Mastering is a job that requires perception skills, i.e., has to be done by a human if you want it 100% right. Sure, we have technology to match an EQ curve and loudness figures, but there’s a lot more to it than that. It’s like having your text translated by a computer: it can be OK, but you won’t get that A+ result your work deserves. There can be so many problems that a computer simply cannot “hear”. In addition to that, a computer can’t be “highly familiar with a genre” the way a human can.
I recently had a phone convo with a person who started another cloud mastering service that does it for very a inexpensive price; he knows me and lives in the same country and he wanted to check he’s not stepping on my toes, and our thoughts were similar: we’re not sharing the same client base, because those who want that OK quick master and don’t want to pay a lot go for automated cloud mastering, but those who want the best result that stands up to commercial releases go for human-operated service.

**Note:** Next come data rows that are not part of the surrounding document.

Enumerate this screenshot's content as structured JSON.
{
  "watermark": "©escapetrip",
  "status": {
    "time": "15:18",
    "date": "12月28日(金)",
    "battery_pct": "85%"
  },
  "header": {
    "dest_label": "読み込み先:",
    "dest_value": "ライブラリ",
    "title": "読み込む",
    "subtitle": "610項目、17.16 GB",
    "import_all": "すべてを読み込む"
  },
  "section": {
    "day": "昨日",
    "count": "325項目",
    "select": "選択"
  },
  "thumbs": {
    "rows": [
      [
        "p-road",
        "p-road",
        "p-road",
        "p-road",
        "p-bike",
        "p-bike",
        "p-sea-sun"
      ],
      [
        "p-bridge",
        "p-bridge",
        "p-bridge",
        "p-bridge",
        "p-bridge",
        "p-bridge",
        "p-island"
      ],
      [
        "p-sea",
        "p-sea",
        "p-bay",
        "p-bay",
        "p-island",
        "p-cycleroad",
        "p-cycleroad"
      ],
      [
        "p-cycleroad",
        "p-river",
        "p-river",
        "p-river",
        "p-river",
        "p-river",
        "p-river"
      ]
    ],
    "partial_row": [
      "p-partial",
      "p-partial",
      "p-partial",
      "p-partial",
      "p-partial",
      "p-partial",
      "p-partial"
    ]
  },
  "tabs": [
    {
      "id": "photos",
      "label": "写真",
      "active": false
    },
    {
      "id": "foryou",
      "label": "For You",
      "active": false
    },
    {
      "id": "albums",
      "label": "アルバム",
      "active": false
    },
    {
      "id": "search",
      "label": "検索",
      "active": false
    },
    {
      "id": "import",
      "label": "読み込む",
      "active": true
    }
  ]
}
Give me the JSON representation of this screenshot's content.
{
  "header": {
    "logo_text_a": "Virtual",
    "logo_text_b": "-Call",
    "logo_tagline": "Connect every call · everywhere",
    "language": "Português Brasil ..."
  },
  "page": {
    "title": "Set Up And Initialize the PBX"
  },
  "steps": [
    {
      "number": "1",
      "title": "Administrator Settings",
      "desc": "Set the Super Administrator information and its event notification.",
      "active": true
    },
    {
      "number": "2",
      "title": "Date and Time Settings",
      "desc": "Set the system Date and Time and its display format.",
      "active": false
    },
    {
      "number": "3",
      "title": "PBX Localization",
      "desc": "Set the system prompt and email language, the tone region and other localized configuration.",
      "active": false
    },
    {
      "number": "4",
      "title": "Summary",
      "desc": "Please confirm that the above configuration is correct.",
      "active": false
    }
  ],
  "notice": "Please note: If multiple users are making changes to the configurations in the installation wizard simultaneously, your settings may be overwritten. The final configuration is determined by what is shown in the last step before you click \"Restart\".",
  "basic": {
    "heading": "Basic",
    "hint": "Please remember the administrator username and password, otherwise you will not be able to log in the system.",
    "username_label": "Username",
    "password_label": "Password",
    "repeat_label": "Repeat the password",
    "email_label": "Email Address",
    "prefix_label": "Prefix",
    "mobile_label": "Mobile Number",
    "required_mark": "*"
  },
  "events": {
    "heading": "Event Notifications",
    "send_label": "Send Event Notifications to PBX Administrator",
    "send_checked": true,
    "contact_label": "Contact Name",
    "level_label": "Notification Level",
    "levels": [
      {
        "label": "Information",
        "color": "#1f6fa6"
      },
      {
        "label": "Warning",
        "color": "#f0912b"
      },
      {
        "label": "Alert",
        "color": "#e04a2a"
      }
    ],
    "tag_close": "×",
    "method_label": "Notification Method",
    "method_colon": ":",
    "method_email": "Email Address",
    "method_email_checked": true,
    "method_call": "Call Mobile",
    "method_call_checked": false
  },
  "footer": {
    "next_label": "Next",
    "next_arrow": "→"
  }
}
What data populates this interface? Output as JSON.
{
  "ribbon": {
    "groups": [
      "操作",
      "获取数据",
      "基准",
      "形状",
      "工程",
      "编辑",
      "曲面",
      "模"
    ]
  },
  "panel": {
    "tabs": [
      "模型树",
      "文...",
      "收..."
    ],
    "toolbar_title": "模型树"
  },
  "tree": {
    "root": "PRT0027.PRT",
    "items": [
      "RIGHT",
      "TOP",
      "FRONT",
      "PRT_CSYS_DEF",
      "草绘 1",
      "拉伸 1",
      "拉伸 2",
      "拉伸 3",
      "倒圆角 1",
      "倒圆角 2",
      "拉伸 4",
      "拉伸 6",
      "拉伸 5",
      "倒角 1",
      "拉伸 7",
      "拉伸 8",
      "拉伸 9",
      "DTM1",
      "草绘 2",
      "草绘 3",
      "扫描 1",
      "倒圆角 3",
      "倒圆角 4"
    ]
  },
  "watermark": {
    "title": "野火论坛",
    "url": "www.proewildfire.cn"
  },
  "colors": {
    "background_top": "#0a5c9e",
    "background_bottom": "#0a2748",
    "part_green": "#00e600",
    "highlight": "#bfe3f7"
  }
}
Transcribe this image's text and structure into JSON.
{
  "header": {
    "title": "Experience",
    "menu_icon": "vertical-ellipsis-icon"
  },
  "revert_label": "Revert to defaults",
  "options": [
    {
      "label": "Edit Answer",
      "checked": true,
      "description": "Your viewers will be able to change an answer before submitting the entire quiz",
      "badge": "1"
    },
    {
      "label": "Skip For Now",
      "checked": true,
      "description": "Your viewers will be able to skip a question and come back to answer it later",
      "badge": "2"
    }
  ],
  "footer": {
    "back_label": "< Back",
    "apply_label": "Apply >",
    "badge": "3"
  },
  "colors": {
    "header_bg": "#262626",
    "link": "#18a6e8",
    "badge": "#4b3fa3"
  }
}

You can not discuss the mastering job with the cloud; you can’t say “can you still add a little bit of sheen, please?”, and the cloud cannot tell you “it’d really be best if you turned that one percussion down by 3 dB as it’s sticking out way too much in my opinion”.
Being able to discuss things with the engineer is more important than some might think, and the results of that and an ongoing relationship between a producer and an engineer can yield superb results, and that will never happen with a computer.
I’m not saying one shouldn’t go for a cloud mastering service in the least; I’m saying be aware what your money can buy and go for whatever suits your budget/expectations/needs the best.
Anyone interested in mastering done by yours truly can get in touch and peep my mastering service.